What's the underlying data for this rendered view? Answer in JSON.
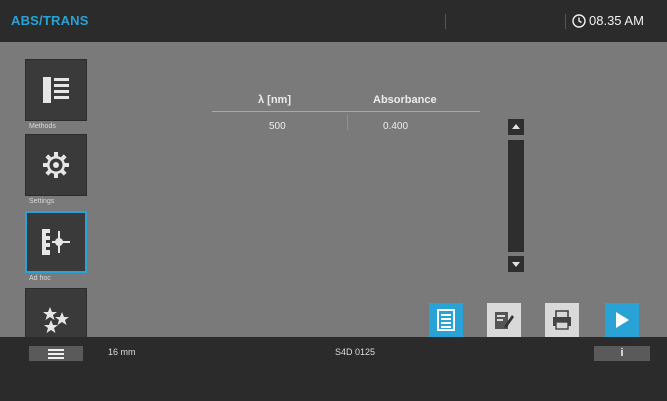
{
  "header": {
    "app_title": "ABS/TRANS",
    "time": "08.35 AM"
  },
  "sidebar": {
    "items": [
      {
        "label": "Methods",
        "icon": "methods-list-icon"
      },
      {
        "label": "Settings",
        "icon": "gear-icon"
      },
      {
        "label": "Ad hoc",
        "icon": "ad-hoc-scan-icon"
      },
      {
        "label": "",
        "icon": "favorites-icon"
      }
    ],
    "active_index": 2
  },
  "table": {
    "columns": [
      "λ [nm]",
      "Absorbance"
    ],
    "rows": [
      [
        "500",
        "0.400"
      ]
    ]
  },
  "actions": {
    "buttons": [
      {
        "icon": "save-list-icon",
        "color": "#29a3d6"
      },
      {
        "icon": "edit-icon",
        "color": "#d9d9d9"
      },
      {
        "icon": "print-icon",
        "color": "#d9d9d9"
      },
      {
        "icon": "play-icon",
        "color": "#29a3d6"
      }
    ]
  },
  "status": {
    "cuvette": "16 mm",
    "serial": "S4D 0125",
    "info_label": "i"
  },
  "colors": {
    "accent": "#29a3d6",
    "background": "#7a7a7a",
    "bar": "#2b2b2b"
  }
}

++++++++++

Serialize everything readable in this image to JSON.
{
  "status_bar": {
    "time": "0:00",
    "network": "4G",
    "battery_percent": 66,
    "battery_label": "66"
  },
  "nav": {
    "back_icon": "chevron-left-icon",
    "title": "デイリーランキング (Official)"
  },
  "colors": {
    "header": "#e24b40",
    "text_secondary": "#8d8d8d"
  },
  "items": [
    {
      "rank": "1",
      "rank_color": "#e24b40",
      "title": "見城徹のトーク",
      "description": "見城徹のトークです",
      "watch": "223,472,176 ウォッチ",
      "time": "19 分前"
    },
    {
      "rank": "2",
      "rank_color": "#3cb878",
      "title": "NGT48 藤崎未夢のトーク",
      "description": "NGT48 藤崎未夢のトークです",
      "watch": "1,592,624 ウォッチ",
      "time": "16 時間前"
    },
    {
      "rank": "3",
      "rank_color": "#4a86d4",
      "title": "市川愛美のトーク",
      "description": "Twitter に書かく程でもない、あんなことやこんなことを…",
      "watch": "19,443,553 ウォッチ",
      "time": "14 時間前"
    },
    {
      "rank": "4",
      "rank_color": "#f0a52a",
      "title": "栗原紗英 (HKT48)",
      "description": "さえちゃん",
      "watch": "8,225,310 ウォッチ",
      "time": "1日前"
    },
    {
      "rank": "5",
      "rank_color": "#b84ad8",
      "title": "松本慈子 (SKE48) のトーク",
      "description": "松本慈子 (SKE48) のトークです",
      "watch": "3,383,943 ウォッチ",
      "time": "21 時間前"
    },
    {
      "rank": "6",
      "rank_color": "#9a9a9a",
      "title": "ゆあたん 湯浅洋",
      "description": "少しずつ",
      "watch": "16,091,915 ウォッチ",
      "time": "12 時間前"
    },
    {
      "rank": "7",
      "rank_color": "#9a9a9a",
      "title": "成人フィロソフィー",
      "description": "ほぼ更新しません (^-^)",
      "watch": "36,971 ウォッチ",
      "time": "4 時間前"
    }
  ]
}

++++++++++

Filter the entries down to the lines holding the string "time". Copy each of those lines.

FINAL ANSWER
    "time": "08.35 AM"
    "time": "0:00",
      "time": "19 分前"
      "time": "16 時間前"
      "time": "14 時間前"
      "time": "1日前"
      "time": "21 時間前"
      "time": "12 時間前"
      "time": "4 時間前"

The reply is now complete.